Items from an interface collection
Content starts

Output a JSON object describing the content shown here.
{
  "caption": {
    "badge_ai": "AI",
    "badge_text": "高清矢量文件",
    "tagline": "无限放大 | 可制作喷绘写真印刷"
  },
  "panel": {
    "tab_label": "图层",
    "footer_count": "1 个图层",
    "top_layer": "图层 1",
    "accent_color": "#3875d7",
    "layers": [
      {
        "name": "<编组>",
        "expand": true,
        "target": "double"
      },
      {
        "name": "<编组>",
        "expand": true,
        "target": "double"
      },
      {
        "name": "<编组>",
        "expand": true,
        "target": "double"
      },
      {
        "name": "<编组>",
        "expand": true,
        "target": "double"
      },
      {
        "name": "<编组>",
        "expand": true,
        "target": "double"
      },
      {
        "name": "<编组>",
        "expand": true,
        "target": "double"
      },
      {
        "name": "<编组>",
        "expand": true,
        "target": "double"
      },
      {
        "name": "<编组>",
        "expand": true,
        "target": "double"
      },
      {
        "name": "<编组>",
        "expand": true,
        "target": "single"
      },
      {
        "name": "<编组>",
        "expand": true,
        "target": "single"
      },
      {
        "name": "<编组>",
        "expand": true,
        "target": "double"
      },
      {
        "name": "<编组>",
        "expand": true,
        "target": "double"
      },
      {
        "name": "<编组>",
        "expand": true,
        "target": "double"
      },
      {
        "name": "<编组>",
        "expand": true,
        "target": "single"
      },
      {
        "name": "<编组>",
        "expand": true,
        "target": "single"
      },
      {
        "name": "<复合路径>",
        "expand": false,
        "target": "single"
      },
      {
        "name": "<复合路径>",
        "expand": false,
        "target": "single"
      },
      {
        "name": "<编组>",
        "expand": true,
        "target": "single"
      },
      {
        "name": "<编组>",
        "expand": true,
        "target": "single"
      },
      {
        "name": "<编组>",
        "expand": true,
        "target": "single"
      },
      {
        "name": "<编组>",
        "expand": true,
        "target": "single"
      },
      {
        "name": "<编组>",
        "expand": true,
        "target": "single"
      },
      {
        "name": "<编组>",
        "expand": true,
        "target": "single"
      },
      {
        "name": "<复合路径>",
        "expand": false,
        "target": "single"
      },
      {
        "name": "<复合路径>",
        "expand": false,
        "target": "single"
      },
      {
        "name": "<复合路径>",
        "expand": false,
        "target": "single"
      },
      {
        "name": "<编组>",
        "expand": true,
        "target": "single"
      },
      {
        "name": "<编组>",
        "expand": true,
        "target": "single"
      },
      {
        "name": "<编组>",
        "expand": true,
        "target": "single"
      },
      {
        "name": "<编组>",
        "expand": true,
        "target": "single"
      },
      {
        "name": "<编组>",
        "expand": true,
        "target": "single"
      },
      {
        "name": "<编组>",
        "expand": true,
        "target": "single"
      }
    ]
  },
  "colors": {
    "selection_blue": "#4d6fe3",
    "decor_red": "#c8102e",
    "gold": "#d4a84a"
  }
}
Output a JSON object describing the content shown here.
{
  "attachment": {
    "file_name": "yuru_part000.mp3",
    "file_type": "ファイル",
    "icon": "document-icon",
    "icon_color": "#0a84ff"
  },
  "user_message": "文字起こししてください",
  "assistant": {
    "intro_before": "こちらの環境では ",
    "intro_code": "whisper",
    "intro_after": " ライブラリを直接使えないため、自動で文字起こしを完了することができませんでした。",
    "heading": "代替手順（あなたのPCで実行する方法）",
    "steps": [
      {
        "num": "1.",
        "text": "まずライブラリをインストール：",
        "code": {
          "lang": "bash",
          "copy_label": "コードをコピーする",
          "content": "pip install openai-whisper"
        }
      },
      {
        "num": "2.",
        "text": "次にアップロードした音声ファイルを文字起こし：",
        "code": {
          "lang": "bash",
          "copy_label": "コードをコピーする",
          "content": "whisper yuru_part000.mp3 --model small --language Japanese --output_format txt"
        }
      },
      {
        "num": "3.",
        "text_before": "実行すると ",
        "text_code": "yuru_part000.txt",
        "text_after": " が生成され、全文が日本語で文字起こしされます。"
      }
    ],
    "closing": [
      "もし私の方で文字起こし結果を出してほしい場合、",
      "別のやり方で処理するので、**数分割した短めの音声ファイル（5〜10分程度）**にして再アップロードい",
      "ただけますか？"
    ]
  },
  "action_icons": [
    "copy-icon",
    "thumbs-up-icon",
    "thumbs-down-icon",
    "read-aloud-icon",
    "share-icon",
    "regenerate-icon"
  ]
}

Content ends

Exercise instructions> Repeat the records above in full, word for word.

Response to the task>
Output a JSON object describing the content shown here.
{
  "caption": {
    "badge_ai": "AI",
    "badge_text": "高清矢量文件",
    "tagline": "无限放大 | 可制作喷绘写真印刷"
  },
  "panel": {
    "tab_label": "图层",
    "footer_count": "1 个图层",
    "top_layer": "图层 1",
    "accent_color": "#3875d7",
    "layers": [
      {
        "name": "<编组>",
        "expand": true,
        "target": "double"
      },
      {
        "name": "<编组>",
        "expand": true,
        "target": "double"
      },
      {
        "name": "<编组>",
        "expand": true,
        "target": "double"
      },
      {
        "name": "<编组>",
        "expand": true,
        "target": "double"
      },
      {
        "name": "<编组>",
        "expand": true,
        "target": "double"
      },
      {
        "name": "<编组>",
        "expand": true,
        "target": "double"
      },
      {
        "name": "<编组>",
        "expand": true,
        "target": "double"
      },
      {
        "name": "<编组>",
        "expand": true,
        "target": "double"
      },
      {
        "name": "<编组>",
        "expand": true,
        "target": "single"
      },
      {
        "name": "<编组>",
        "expand": true,
        "target": "single"
      },
      {
        "name": "<编组>",
        "expand": true,
        "target": "double"
      },
      {
        "name": "<编组>",
        "expand": true,
        "target": "double"
      },
      {
        "name": "<编组>",
        "expand": true,
        "target": "double"
      },
      {
        "name": "<编组>",
        "expand": true,
        "target": "single"
      },
      {
        "name": "<编组>",
        "expand": true,
        "target": "single"
      },
      {
        "name": "<复合路径>",
        "expand": false,
        "target": "single"
      },
      {
        "name": "<复合路径>",
        "expand": false,
        "target": "single"
      },
      {
        "name": "<编组>",
        "expand": true,
        "target": "single"
      },
      {
        "name": "<编组>",
        "expand": true,
        "target": "single"
      },
      {
        "name": "<编组>",
        "expand": true,
        "target": "single"
      },
      {
        "name": "<编组>",
        "expand": true,
        "target": "single"
      },
      {
        "name": "<编组>",
        "expand": true,
        "target": "single"
      },
      {
        "name": "<编组>",
        "expand": true,
        "target": "single"
      },
      {
        "name": "<复合路径>",
        "expand": false,
        "target": "single"
      },
      {
        "name": "<复合路径>",
        "expand": false,
        "target": "single"
      },
      {
        "name": "<复合路径>",
        "expand": false,
        "target": "single"
      },
      {
        "name": "<编组>",
        "expand": true,
        "target": "single"
      },
      {
        "name": "<编组>",
        "expand": true,
        "target": "single"
      },
      {
        "name": "<编组>",
        "expand": true,
        "target": "single"
      },
      {
        "name": "<编组>",
        "expand": true,
        "target": "single"
      },
      {
        "name": "<编组>",
        "expand": true,
        "target": "single"
      },
      {
        "name": "<编组>",
        "expand": true,
        "target": "single"
      }
    ]
  },
  "colors": {
    "selection_blue": "#4d6fe3",
    "decor_red": "#c8102e",
    "gold": "#d4a84a"
  }
}
Output a JSON object describing the content shown here.
{
  "attachment": {
    "file_name": "yuru_part000.mp3",
    "file_type": "ファイル",
    "icon": "document-icon",
    "icon_color": "#0a84ff"
  },
  "user_message": "文字起こししてください",
  "assistant": {
    "intro_before": "こちらの環境では ",
    "intro_code": "whisper",
    "intro_after": " ライブラリを直接使えないため、自動で文字起こしを完了することができませんでした。",
    "heading": "代替手順（あなたのPCで実行する方法）",
    "steps": [
      {
        "num": "1.",
        "text": "まずライブラリをインストール：",
        "code": {
          "lang": "bash",
          "copy_label": "コードをコピーする",
          "content": "pip install openai-whisper"
        }
      },
      {
        "num": "2.",
        "text": "次にアップロードした音声ファイルを文字起こし：",
        "code": {
          "lang": "bash",
          "copy_label": "コードをコピーする",
          "content": "whisper yuru_part000.mp3 --model small --language Japanese --output_format txt"
        }
      },
      {
        "num": "3.",
        "text_before": "実行すると ",
        "text_code": "yuru_part000.txt",
        "text_after": " が生成され、全文が日本語で文字起こしされます。"
      }
    ],
    "closing": [
      "もし私の方で文字起こし結果を出してほしい場合、",
      "別のやり方で処理するので、**数分割した短めの音声ファイル（5〜10分程度）**にして再アップロードい",
      "ただけますか？"
    ]
  },
  "action_icons": [
    "copy-icon",
    "thumbs-up-icon",
    "thumbs-down-icon",
    "read-aloud-icon",
    "share-icon",
    "regenerate-icon"
  ]
}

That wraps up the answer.